(Source records)
━━━━━━━━━━
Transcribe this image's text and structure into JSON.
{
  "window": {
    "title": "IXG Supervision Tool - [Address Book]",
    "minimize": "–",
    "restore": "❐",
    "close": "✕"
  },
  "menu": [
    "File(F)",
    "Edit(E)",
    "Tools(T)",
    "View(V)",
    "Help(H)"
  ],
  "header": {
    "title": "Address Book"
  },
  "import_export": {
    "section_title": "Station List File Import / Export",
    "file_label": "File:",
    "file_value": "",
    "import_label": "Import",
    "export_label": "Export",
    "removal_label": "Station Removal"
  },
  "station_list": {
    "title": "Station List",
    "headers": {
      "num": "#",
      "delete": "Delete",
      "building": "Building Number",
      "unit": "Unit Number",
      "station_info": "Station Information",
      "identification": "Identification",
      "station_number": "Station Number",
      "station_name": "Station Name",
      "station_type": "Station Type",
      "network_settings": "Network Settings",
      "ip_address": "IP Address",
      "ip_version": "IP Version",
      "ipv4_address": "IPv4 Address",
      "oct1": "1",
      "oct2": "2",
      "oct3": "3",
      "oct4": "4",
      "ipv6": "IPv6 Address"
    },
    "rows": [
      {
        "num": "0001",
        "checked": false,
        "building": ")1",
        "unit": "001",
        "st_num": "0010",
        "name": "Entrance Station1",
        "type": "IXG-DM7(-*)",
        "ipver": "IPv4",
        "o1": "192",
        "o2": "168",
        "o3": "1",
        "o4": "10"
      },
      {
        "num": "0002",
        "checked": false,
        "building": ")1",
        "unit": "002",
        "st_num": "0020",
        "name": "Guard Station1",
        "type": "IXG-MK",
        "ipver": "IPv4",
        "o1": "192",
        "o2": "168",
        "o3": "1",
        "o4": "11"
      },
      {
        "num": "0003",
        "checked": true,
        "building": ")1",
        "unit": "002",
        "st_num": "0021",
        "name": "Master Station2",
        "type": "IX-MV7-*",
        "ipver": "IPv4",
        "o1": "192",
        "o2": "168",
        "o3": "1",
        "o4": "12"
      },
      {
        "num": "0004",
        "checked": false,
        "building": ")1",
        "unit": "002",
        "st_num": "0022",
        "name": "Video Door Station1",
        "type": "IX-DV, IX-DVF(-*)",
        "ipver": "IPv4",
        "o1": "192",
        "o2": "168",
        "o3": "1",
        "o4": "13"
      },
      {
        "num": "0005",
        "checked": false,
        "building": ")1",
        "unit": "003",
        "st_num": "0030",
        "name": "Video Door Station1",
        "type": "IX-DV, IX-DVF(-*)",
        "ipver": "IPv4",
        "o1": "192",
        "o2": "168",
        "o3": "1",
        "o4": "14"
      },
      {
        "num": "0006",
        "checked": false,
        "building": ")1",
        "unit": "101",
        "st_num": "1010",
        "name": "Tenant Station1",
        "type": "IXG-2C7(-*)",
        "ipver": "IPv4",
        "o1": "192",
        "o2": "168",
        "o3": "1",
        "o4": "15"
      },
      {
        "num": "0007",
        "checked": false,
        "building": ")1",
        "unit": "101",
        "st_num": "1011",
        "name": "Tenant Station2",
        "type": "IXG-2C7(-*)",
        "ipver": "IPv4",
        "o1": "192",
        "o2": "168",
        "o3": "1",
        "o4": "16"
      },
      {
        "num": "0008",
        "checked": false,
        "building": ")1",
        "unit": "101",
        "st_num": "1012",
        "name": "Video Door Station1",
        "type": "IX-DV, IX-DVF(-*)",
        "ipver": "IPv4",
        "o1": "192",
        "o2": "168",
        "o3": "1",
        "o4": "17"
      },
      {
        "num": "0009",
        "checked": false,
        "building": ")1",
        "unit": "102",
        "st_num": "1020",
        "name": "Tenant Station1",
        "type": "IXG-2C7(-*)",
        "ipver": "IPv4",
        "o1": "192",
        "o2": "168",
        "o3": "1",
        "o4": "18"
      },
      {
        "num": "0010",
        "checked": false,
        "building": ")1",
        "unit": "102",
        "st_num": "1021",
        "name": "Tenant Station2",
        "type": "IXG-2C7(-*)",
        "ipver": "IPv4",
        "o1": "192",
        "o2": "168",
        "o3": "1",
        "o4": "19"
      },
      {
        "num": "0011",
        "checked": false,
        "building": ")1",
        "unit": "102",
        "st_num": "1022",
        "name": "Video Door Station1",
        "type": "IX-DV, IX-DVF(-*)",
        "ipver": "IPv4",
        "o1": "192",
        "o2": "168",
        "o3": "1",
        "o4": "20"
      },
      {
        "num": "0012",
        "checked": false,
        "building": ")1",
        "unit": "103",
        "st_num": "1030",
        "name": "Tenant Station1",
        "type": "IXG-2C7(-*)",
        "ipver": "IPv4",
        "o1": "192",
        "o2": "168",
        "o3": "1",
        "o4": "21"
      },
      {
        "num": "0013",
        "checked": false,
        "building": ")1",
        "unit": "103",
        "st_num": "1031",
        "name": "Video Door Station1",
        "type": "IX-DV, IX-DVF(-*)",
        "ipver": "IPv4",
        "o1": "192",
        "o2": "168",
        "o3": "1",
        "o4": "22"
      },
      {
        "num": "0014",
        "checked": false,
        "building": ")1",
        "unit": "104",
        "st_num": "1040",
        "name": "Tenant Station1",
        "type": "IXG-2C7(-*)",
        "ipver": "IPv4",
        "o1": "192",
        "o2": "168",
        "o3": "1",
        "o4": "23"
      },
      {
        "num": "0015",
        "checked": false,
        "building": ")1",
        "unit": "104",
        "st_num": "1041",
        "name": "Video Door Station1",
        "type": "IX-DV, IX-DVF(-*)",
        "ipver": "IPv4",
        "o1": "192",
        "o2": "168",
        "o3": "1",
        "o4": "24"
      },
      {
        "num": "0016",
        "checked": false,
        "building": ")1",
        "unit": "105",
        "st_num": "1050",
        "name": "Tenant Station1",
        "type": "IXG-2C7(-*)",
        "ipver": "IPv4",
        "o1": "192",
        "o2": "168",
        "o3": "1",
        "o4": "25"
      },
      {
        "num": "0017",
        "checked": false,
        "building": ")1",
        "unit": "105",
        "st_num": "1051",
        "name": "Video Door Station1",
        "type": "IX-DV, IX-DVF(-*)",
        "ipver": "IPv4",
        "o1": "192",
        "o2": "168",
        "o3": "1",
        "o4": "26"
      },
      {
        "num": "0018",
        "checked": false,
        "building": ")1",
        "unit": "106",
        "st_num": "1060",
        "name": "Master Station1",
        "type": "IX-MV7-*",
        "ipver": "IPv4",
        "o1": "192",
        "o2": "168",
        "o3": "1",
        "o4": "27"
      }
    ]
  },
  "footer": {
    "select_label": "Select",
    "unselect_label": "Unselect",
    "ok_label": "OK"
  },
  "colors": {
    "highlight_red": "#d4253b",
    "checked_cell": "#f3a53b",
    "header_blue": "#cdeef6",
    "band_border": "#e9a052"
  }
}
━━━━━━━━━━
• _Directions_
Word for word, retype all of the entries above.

• _The answer_
Transcribe this image's text and structure into JSON.
{
  "window": {
    "title": "IXG Supervision Tool - [Address Book]",
    "minimize": "–",
    "restore": "❐",
    "close": "✕"
  },
  "menu": [
    "File(F)",
    "Edit(E)",
    "Tools(T)",
    "View(V)",
    "Help(H)"
  ],
  "header": {
    "title": "Address Book"
  },
  "import_export": {
    "section_title": "Station List File Import / Export",
    "file_label": "File:",
    "file_value": "",
    "import_label": "Import",
    "export_label": "Export",
    "removal_label": "Station Removal"
  },
  "station_list": {
    "title": "Station List",
    "headers": {
      "num": "#",
      "delete": "Delete",
      "building": "Building Number",
      "unit": "Unit Number",
      "station_info": "Station Information",
      "identification": "Identification",
      "station_number": "Station Number",
      "station_name": "Station Name",
      "station_type": "Station Type",
      "network_settings": "Network Settings",
      "ip_address": "IP Address",
      "ip_version": "IP Version",
      "ipv4_address": "IPv4 Address",
      "oct1": "1",
      "oct2": "2",
      "oct3": "3",
      "oct4": "4",
      "ipv6": "IPv6 Address"
    },
    "rows": [
      {
        "num": "0001",
        "checked": false,
        "building": ")1",
        "unit": "001",
        "st_num": "0010",
        "name": "Entrance Station1",
        "type": "IXG-DM7(-*)",
        "ipver": "IPv4",
        "o1": "192",
        "o2": "168",
        "o3": "1",
        "o4": "10"
      },
      {
        "num": "0002",
        "checked": false,
        "building": ")1",
        "unit": "002",
        "st_num": "0020",
        "name": "Guard Station1",
        "type": "IXG-MK",
        "ipver": "IPv4",
        "o1": "192",
        "o2": "168",
        "o3": "1",
        "o4": "11"
      },
      {
        "num": "0003",
        "checked": true,
        "building": ")1",
        "unit": "002",
        "st_num": "0021",
        "name": "Master Station2",
        "type": "IX-MV7-*",
        "ipver": "IPv4",
        "o1": "192",
        "o2": "168",
        "o3": "1",
        "o4": "12"
      },
      {
        "num": "0004",
        "checked": false,
        "building": ")1",
        "unit": "002",
        "st_num": "0022",
        "name": "Video Door Station1",
        "type": "IX-DV, IX-DVF(-*)",
        "ipver": "IPv4",
        "o1": "192",
        "o2": "168",
        "o3": "1",
        "o4": "13"
      },
      {
        "num": "0005",
        "checked": false,
        "building": ")1",
        "unit": "003",
        "st_num": "0030",
        "name": "Video Door Station1",
        "type": "IX-DV, IX-DVF(-*)",
        "ipver": "IPv4",
        "o1": "192",
        "o2": "168",
        "o3": "1",
        "o4": "14"
      },
      {
        "num": "0006",
        "checked": false,
        "building": ")1",
        "unit": "101",
        "st_num": "1010",
        "name": "Tenant Station1",
        "type": "IXG-2C7(-*)",
        "ipver": "IPv4",
        "o1": "192",
        "o2": "168",
        "o3": "1",
        "o4": "15"
      },
      {
        "num": "0007",
        "checked": false,
        "building": ")1",
        "unit": "101",
        "st_num": "1011",
        "name": "Tenant Station2",
        "type": "IXG-2C7(-*)",
        "ipver": "IPv4",
        "o1": "192",
        "o2": "168",
        "o3": "1",
        "o4": "16"
      },
      {
        "num": "0008",
        "checked": false,
        "building": ")1",
        "unit": "101",
        "st_num": "1012",
        "name": "Video Door Station1",
        "type": "IX-DV, IX-DVF(-*)",
        "ipver": "IPv4",
        "o1": "192",
        "o2": "168",
        "o3": "1",
        "o4": "17"
      },
      {
        "num": "0009",
        "checked": false,
        "building": ")1",
        "unit": "102",
        "st_num": "1020",
        "name": "Tenant Station1",
        "type": "IXG-2C7(-*)",
        "ipver": "IPv4",
        "o1": "192",
        "o2": "168",
        "o3": "1",
        "o4": "18"
      },
      {
        "num": "0010",
        "checked": false,
        "building": ")1",
        "unit": "102",
        "st_num": "1021",
        "name": "Tenant Station2",
        "type": "IXG-2C7(-*)",
        "ipver": "IPv4",
        "o1": "192",
        "o2": "168",
        "o3": "1",
        "o4": "19"
      },
      {
        "num": "0011",
        "checked": false,
        "building": ")1",
        "unit": "102",
        "st_num": "1022",
        "name": "Video Door Station1",
        "type": "IX-DV, IX-DVF(-*)",
        "ipver": "IPv4",
        "o1": "192",
        "o2": "168",
        "o3": "1",
        "o4": "20"
      },
      {
        "num": "0012",
        "checked": false,
        "building": ")1",
        "unit": "103",
        "st_num": "1030",
        "name": "Tenant Station1",
        "type": "IXG-2C7(-*)",
        "ipver": "IPv4",
        "o1": "192",
        "o2": "168",
        "o3": "1",
        "o4": "21"
      },
      {
        "num": "0013",
        "checked": false,
        "building": ")1",
        "unit": "103",
        "st_num": "1031",
        "name": "Video Door Station1",
        "type": "IX-DV, IX-DVF(-*)",
        "ipver": "IPv4",
        "o1": "192",
        "o2": "168",
        "o3": "1",
        "o4": "22"
      },
      {
        "num": "0014",
        "checked": false,
        "building": ")1",
        "unit": "104",
        "st_num": "1040",
        "name": "Tenant Station1",
        "type": "IXG-2C7(-*)",
        "ipver": "IPv4",
        "o1": "192",
        "o2": "168",
        "o3": "1",
        "o4": "23"
      },
      {
        "num": "0015",
        "checked": false,
        "building": ")1",
        "unit": "104",
        "st_num": "1041",
        "name": "Video Door Station1",
        "type": "IX-DV, IX-DVF(-*)",
        "ipver": "IPv4",
        "o1": "192",
        "o2": "168",
        "o3": "1",
        "o4": "24"
      },
      {
        "num": "0016",
        "checked": false,
        "building": ")1",
        "unit": "105",
        "st_num": "1050",
        "name": "Tenant Station1",
        "type": "IXG-2C7(-*)",
        "ipver": "IPv4",
        "o1": "192",
        "o2": "168",
        "o3": "1",
        "o4": "25"
      },
      {
        "num": "0017",
        "checked": false,
        "building": ")1",
        "unit": "105",
        "st_num": "1051",
        "name": "Video Door Station1",
        "type": "IX-DV, IX-DVF(-*)",
        "ipver": "IPv4",
        "o1": "192",
        "o2": "168",
        "o3": "1",
        "o4": "26"
      },
      {
        "num": "0018",
        "checked": false,
        "building": ")1",
        "unit": "106",
        "st_num": "1060",
        "name": "Master Station1",
        "type": "IX-MV7-*",
        "ipver": "IPv4",
        "o1": "192",
        "o2": "168",
        "o3": "1",
        "o4": "27"
      }
    ]
  },
  "footer": {
    "select_label": "Select",
    "unselect_label": "Unselect",
    "ok_label": "OK"
  },
  "colors": {
    "highlight_red": "#d4253b",
    "checked_cell": "#f3a53b",
    "header_blue": "#cdeef6",
    "band_border": "#e9a052"
  }
}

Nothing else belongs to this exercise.